Even though we just finished one election last week, we have another one coming up in two weeks to fill the state Senate seat recently held by Mark Ridley-Thomas — a district that covers most of Los Angeles and Culver City.
As I’ve said before, we need to become more involved in the political process if we want things to get any better for cyclists in this city or this state. So today I emailed each of the candidates in the March 24 primary election, based on the list provided by the League of Women Voters, to offer them each an opportunity to use this blog to speak directly to the biking community.
Just as I did for the recent 5th Council District election, I will post their statements in the order I receive them, without edits or comments. It will be interesting to see which, if any, of the candidates respond — especially considering that we may have provided David Vahedi’s margin of victory in the council primary.
Dear Mr. or (Ms.) …
As you are aware, the election for California Senate District 26 is less than two weeks away, Yet many voters have only recently become aware of this election — let alone the candidates or their positions.
That gives you a unique opportunity to reach countless uncommitted voters; however, the concerns of one highly motivated voting group have largely been ignored up to this point.
Thousands, of not tens of thousands, of registered voters in this district also ride bikes. Some, such as myself, ride for recreation and fitness. Others ride for social or environmental reasons, while for still others, cycling is their primary means of transportation.
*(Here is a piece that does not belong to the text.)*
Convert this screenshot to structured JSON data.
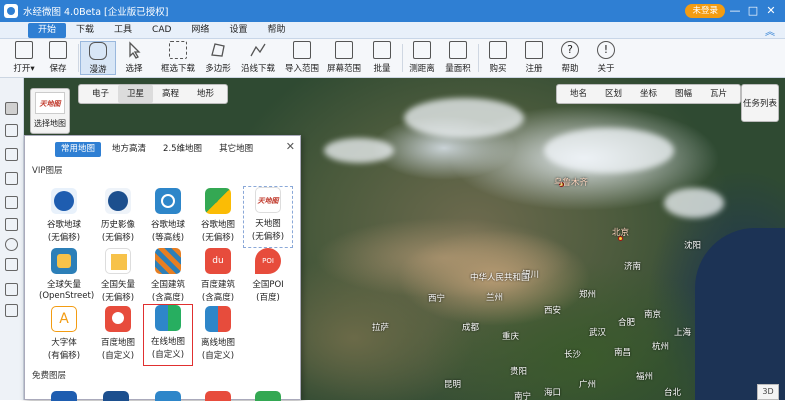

Whatever their reason, virtually all are concerned with such vital issues as safe streets and improved infrastructure, clean air and fair, unbiased enforcement of traffic laws, along with meaningful reform of state laws to encourage greater participation in cycling and ensure our safety.
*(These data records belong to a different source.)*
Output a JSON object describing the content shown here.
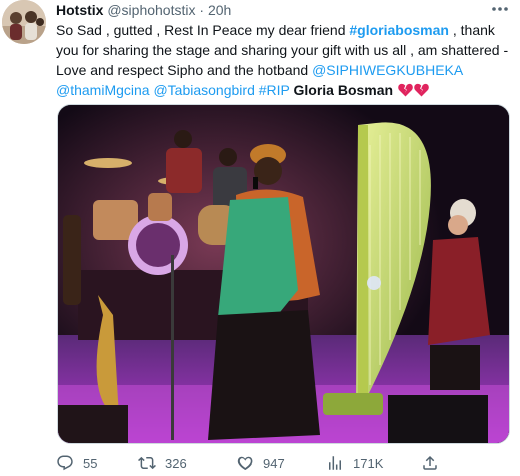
{
  "tweet": {
    "display_name": "Hotstix",
    "handle": "@siphohotstix",
    "separator": "·",
    "time": "20h",
    "text_parts": {
      "p1": "So Sad , gutted , Rest In Peace my dear friend ",
      "tag1": "#gloriabosman",
      "p2": " , thank you for sharing the stage and sharing your gift with us all , am shattered - Love and respect Sipho and the hotband ",
      "mention1": "@SIPHIWEGKUBHEKA",
      "mention2": "@thamiMgcina",
      "mention3": "@Tabiasongbird",
      "tag2": "#RIP",
      "name": "Gloria Bosman"
    },
    "emoji": [
      "broken-heart",
      "broken-heart"
    ]
  },
  "actions": {
    "replies": "55",
    "retweets": "326",
    "likes": "947",
    "views": "171K"
  },
  "icons": {
    "more": "more-icon",
    "reply": "reply-icon",
    "retweet": "retweet-icon",
    "like": "heart-icon",
    "views": "views-icon",
    "share": "share-icon"
  },
  "colors": {
    "link": "#1d9bf0",
    "text": "#0f1419",
    "secondary": "#536471",
    "broken_heart": "#e0245e"
  }
}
I am offering you, as well as the other candidates in the race, an opportunity to address a highly motivated, yet largely ignored, voter group — at no cost to your campaign.
As an active voter in this district, I also operate a popular blog about bicycling in Los Angeles. I will turn this forum over to your campaign for one day, in order to speak directly to the cycling community.
You are free to discuss anything you want, from the role bicycles can play in reducing traffic congestion, to seemingly unrelated issues such as crime rates or responsiveness to your future constituents. If you are an active cyclist, tell us. Or if you want to confront cyclists in some way, feel free. I will publish whatever you send — unedited and without comment — in the order that it’s received.
All I ask is that you send your statement to me in the body of your email or as a Word attachment, with a maximum of 1,000 words (although less is usually better online). You may also submit a small photo or campaign logo to appear along with your comments.
Of course, you’re under no obligation to participate; however, if some of the other campaigns submit a statement and you don’t, it could speak volumes to the biking community.
Besides, it’s free. So what do you have to lose?
PS — I recently made the same offer to the candidates in March 3rd primary for Los Angeles 5th City Council district; four of the six candidates, and two of the top three finishers, participated, including David Vahedi, who won by a margin of just 60 votes.
Gary points out that cycling is neither a Democratic or Republican issue; try telling that to Rush Limbaugh, who appears to have a different take on the matter. And even people who support cycling may not support cycling everywhere. Now Nevada is taking up a bicycle safety bill. Will points out that when bikeways are closed for construction, we should take the promised re-opening date with a grain — or possibly, a bag — of salt. Thanks to Streetsblog’s Ben Fried for tipping us to a great cartoon addressing the issue of cars stopping in the bikelane, while Damien asks if we’ll really see the city’s Bike Master Plan next month. And finally, Anonymous Cyclist offers a great explanation of what to do if you’re in a cycling accident.